Exercise aim >>
Keep every line of the data below that has the string "Smart" and present those lines.

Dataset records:
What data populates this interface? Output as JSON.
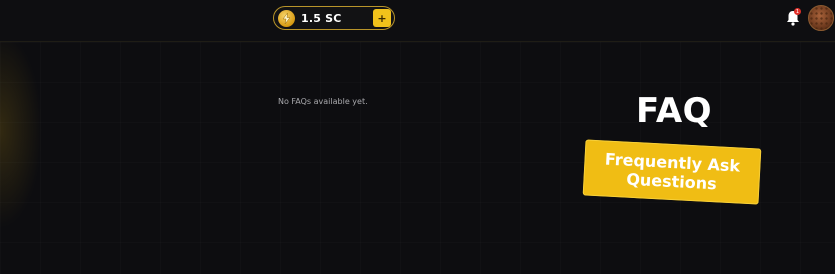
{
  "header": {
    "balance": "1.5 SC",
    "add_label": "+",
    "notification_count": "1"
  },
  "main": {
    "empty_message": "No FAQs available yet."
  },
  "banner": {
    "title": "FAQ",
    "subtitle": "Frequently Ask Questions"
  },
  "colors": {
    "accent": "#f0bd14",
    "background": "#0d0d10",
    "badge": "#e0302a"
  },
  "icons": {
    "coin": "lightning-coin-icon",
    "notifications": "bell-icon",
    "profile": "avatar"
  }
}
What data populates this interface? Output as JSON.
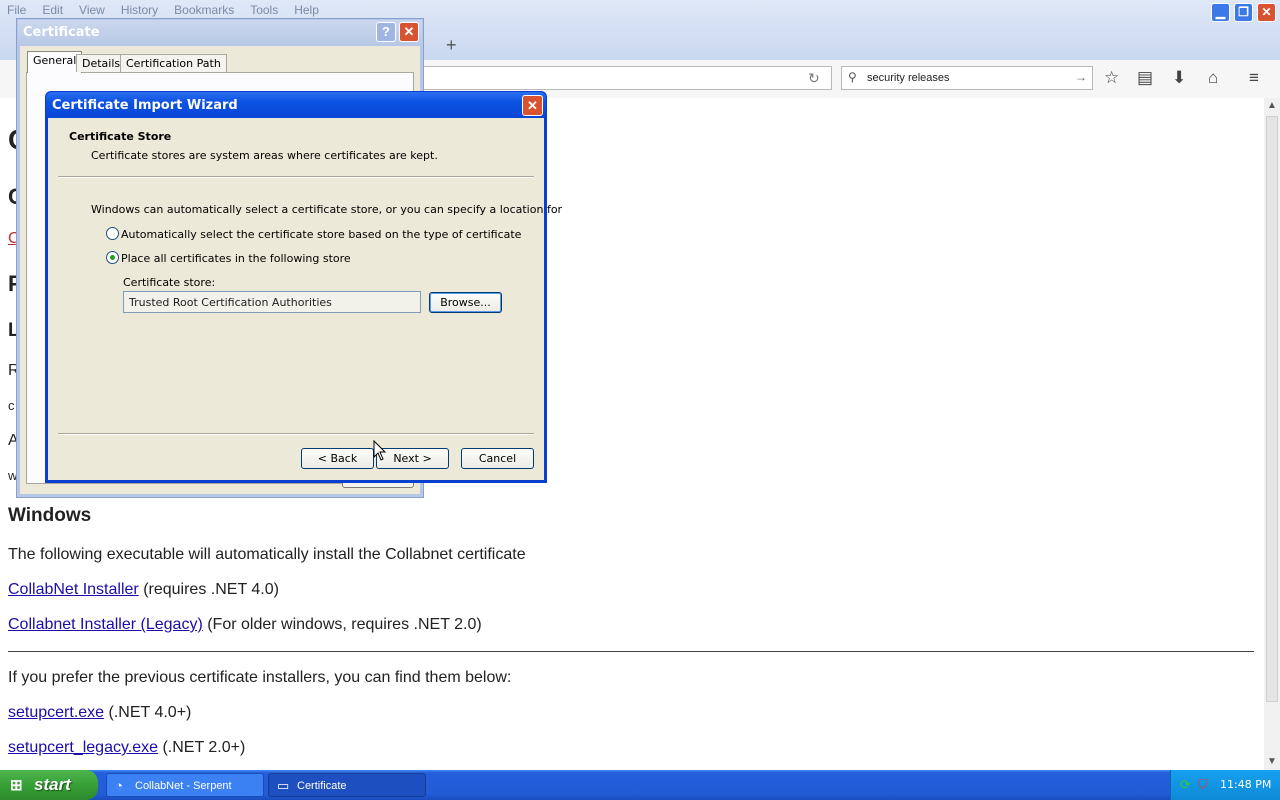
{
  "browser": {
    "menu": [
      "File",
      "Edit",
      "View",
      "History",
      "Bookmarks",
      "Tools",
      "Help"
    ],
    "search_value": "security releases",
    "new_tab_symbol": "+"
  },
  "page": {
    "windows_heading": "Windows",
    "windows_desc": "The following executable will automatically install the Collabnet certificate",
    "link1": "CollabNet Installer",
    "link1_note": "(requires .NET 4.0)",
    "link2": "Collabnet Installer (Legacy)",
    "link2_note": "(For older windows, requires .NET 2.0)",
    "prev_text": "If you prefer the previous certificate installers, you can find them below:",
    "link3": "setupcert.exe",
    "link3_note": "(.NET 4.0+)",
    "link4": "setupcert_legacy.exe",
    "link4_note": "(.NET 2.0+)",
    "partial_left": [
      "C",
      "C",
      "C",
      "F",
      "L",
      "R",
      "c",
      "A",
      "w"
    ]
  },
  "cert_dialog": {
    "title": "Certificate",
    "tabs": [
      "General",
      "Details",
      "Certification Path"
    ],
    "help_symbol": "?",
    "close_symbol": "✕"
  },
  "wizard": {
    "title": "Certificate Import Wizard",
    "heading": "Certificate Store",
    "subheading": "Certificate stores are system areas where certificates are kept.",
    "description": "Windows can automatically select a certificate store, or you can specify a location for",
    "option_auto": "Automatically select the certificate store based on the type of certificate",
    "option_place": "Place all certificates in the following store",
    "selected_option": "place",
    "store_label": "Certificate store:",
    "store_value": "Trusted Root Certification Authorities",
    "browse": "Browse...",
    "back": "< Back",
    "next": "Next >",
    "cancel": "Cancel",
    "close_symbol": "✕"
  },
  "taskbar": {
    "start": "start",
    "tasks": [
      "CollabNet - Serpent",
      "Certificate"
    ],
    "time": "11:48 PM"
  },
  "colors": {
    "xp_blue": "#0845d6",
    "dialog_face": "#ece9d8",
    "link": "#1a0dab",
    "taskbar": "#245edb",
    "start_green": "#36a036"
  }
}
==
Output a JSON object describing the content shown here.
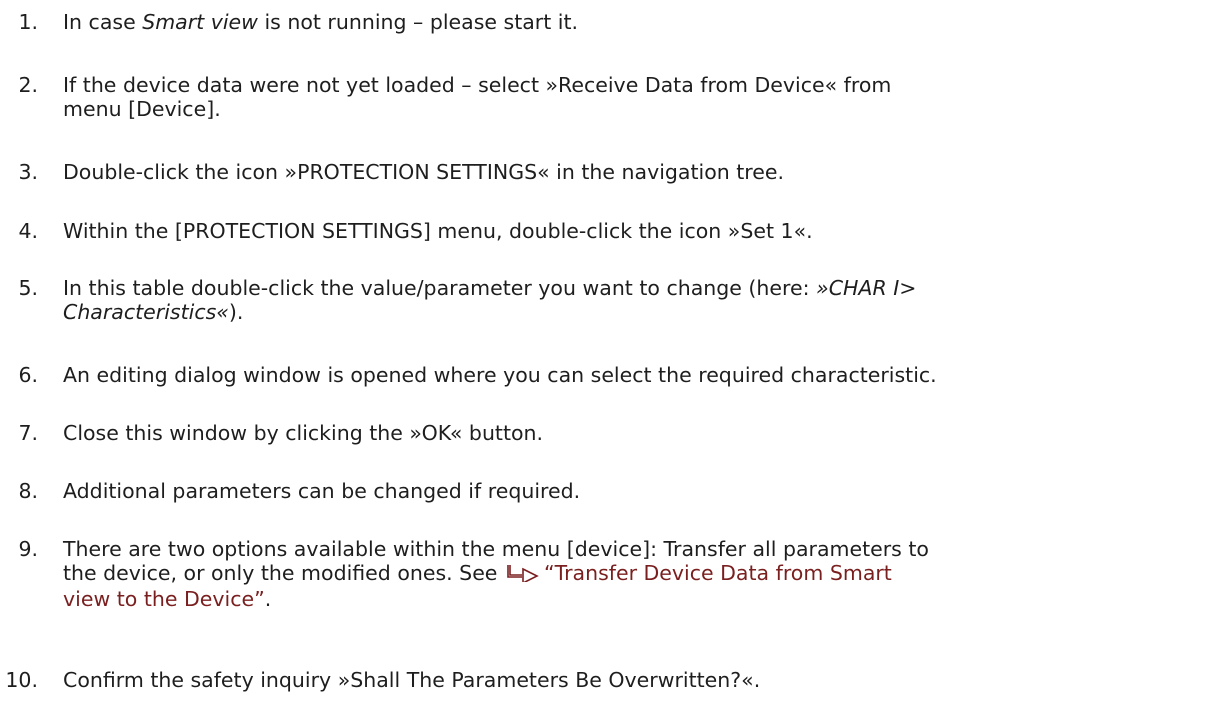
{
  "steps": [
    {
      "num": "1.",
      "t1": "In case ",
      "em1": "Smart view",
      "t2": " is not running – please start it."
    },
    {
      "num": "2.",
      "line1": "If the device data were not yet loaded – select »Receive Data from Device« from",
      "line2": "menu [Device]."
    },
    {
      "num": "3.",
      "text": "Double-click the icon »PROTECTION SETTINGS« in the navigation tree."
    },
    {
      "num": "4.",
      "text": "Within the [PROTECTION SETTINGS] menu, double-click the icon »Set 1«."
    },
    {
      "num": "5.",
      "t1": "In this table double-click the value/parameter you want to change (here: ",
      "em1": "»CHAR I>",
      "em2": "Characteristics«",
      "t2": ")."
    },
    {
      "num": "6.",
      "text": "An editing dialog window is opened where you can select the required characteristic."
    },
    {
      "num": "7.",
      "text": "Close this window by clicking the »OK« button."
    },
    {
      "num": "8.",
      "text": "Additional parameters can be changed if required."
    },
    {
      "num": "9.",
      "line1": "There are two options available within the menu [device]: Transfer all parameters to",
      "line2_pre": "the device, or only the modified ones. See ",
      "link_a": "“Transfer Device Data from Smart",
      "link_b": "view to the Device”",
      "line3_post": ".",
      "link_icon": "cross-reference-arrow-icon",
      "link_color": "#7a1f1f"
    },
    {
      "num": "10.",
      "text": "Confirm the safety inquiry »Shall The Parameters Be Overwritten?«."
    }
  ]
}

Result for this task >>
      "em1": "Smart view",
      "link_a": "“Transfer Device Data from Smart",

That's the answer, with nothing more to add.